Janice Rottenberg, Iowa State Director, Elizabeth Warren
Rottenberg got her start in politics by working on Barack Obama’s campaign as a summer fellow. She caught “the bug” for working on campaigns, she said, and worked for the Iowa Democratic Party as a field director in 2014, and in 2018, worked at the party with many candidates across the state.
On being one of the youngest people in her first campaign job: “I realized very early in my time as a fellow and then as an organizer that my age was not an impediment. … Old, young — no one cares. It’s sort of like — if you come in, you are hungry to learn, you take to the training, you try, you push yourself — it doesn’t matter whether you’re super introverted or super extroverted. … And for me, it was empowering.”
On the barriers women face: “I still think that, because of the nature of how we work, there is no good way for us to go scout talent and say, ‘You’re really awesome; you should be working for a campaign,’ other than volunteers coming in. So, I think there’s still a ton of people — and, disproportionately, women — who don’t find their way into campaigns because it does take a certain level of knocking on the door of a person, who feels like a big deal, to say, ‘Please, pay attention to me.’”
Cynthia Sebian-Lander, Iowa State Director, Julián Castro
Sebian-Lander intended to work in environmental advocacy but found she loved getting people elected who could speak about the issues she cared about most. She’s worked on political campaigns in Virginia, Alaska, Illinois and in Iowa, where she managed Deidre DeJear’s 2018 secretary of state’s race.

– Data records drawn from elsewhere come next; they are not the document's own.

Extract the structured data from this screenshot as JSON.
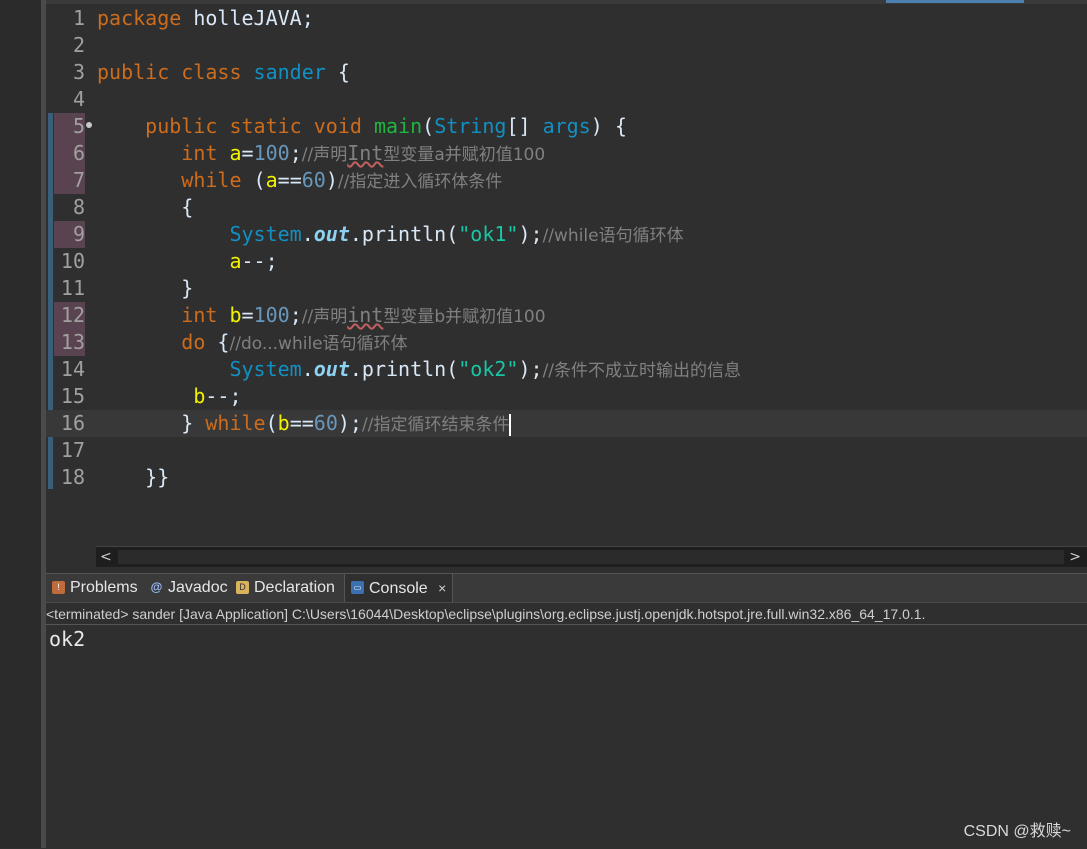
{
  "editor": {
    "lines": [
      {
        "n": "1"
      },
      {
        "n": "2"
      },
      {
        "n": "3"
      },
      {
        "n": "4"
      },
      {
        "n": "5"
      },
      {
        "n": "6"
      },
      {
        "n": "7"
      },
      {
        "n": "8"
      },
      {
        "n": "9"
      },
      {
        "n": "10"
      },
      {
        "n": "11"
      },
      {
        "n": "12"
      },
      {
        "n": "13"
      },
      {
        "n": "14"
      },
      {
        "n": "15"
      },
      {
        "n": "16"
      },
      {
        "n": "17"
      },
      {
        "n": "18"
      }
    ],
    "tokens": {
      "l1_kw": "package",
      "l1_rest": " holleJAVA;",
      "l3_kw": "public class",
      "l3_name": "sander",
      "l3_rest": " {",
      "l5_kw": "public static void",
      "l5_fn": "main",
      "l5_p1": "(",
      "l5_typ": "String",
      "l5_p2": "[] ",
      "l5_arg": "args",
      "l5_p3": ") {",
      "l6_kw": "int",
      "l6_var": "a",
      "l6_eq": "=",
      "l6_num": "100",
      "l6_semi": ";",
      "l6_cmt1": "//声明",
      "l6_cmt_sq": "Int",
      "l6_cmt2": "型变量a并赋初值100",
      "l7_kw": "while",
      "l7_p1": " (",
      "l7_var": "a",
      "l7_eq": "==",
      "l7_num": "60",
      "l7_p2": ")",
      "l7_cmt": "//指定进入循环体条件",
      "l8_brace": "{",
      "l9_sys": "System",
      "l9_dot1": ".",
      "l9_out": "out",
      "l9_dot2": ".println(",
      "l9_str": "\"ok1\"",
      "l9_end": ");",
      "l9_cmt": "//while语句循环体",
      "l10_var": "a",
      "l10_rest": "--;",
      "l11_brace": "}",
      "l12_kw": "int",
      "l12_var": "b",
      "l12_eq": "=",
      "l12_num": "100",
      "l12_semi": ";",
      "l12_cmt1": "//声明",
      "l12_cmt_sq": "int",
      "l12_cmt2": "型变量b并赋初值100",
      "l13_kw": "do",
      "l13_brace": " {",
      "l13_cmt": "//do...while语句循环体",
      "l14_sys": "System",
      "l14_dot1": ".",
      "l14_out": "out",
      "l14_dot2": ".println(",
      "l14_str": "\"ok2\"",
      "l14_end": ");",
      "l14_cmt": "//条件不成立时输出的信息",
      "l15_var": "b",
      "l15_rest": "--;",
      "l16_brace": "} ",
      "l16_kw": "while",
      "l16_p1": "(",
      "l16_var": "b",
      "l16_eq": "==",
      "l16_num": "60",
      "l16_p2": ");",
      "l16_cmt": "//指定循环结束条件",
      "l18_brace": "}}"
    }
  },
  "scrollbar": {
    "left": "<",
    "right": ">"
  },
  "panel": {
    "tabs": [
      {
        "label": "Problems",
        "icon": "problems-icon",
        "glyph": "!"
      },
      {
        "label": "Javadoc",
        "icon": "javadoc-icon",
        "glyph": "@"
      },
      {
        "label": "Declaration",
        "icon": "declaration-icon",
        "glyph": "D"
      },
      {
        "label": "Console",
        "icon": "console-icon",
        "glyph": "▭",
        "close": "×"
      }
    ],
    "status": "<terminated> sander [Java Application] C:\\Users\\16044\\Desktop\\eclipse\\plugins\\org.eclipse.justj.openjdk.hotspot.jre.full.win32.x86_64_17.0.1.",
    "output": "ok2"
  },
  "watermark": "CSDN @救赎~",
  "colors": {
    "keyword": "#cc6c1d",
    "type": "#1290c3",
    "string": "#17c6a3",
    "comment": "#808080",
    "variable": "#f2f200",
    "number": "#6897bb"
  }
}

On building a pipeline of leaders: “How do we make sure our interns, our organizers, our entry-level folks represent who we want to be leaders in five or 10 years? I think we really need to start thinking about that — just like we need to think about it at the candidate level. A lot of time is spent making sure we have folks to move into Statehouse, congressional, Senate races — and we need to be thinking about it at the staff level, too.”
On the effect voters have had in making politics more inclusive: “I think voters want to see that candidates are living their values, whether it’s hiring more women or a more diverse staff or unionizing. I think that’s something we have not seen in past campaigns. And, absolutely, I think people are talking about it more.”

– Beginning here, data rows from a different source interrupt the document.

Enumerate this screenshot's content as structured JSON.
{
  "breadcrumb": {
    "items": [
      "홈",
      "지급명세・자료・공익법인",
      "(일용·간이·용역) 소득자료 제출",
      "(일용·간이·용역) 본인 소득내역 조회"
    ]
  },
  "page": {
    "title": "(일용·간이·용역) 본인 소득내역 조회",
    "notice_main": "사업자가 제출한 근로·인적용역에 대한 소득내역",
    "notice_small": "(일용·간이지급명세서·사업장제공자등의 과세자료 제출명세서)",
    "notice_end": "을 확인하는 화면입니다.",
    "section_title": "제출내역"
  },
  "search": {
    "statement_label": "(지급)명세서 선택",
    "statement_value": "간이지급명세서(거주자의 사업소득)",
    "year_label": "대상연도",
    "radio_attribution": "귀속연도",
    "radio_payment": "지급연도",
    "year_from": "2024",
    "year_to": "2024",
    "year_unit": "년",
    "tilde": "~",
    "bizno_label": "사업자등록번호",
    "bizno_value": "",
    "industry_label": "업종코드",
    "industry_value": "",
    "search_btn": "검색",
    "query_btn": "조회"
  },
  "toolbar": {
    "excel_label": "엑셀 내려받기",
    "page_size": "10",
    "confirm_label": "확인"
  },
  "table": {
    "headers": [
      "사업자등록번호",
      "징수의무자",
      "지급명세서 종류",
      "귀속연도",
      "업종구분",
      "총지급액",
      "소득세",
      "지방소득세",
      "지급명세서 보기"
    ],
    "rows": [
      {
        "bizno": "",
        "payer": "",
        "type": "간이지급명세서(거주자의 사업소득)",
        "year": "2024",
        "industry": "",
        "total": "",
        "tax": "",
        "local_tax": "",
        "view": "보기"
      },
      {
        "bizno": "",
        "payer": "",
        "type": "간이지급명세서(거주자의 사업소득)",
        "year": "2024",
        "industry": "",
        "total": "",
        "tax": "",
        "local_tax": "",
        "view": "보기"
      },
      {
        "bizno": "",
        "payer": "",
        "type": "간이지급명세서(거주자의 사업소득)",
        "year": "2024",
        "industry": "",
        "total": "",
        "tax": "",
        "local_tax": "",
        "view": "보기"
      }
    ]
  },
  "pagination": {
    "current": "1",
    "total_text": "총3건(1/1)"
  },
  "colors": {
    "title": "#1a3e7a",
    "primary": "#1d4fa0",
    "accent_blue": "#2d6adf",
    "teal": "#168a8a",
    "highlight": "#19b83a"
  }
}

Megan Simpson, Iowa State Director, Steve Bullock
Simpson knocked on her first door for an Iowa political campaign at 3 years old. Her aunt and uncle are state Sen. Pam Jochum and former state Rep. Tom Jochum, and politics was a family affair. She created the “Students for Kerry” group at Simpson College and got her first professional job organizing for Obama. She ran the 2018 coordinated campaign for the Montana Democratic Party.
On getting back into politics after 2016: “I was working at a tech company in ’16 in San Francisco and was living a very cushy life. … But I found myself being around a bunch of people in the Bay who were, like, ‘What’s wrong with that part of the country?’ and ‘I can’t believe we lost.’ And I was like, ‘I’m upset, but I’m not going to sit here and complain. I’m going to leave this job and go figure out how I can be helpful.'”
On her aunt and mentor, state Sen. Pam Jochum: “It’s been incredible to just be able to grow up and watch her continue to be an advocate for all the right reasons. I got to go and sit at her desk in 2013 to watch her lead the Medicaid expansion debate on the Senate floor when she was Senate president. So to see that throughout and her growth and to see how she didn’t take anything — any crap — from anyone was incredible.”
Brianne Pfannenstiel is Chief Politics Reporter for the Register. Reach her at firstname.lastname@example.org or 515-284-8244. Follow her on Twitter at @brianneDMR.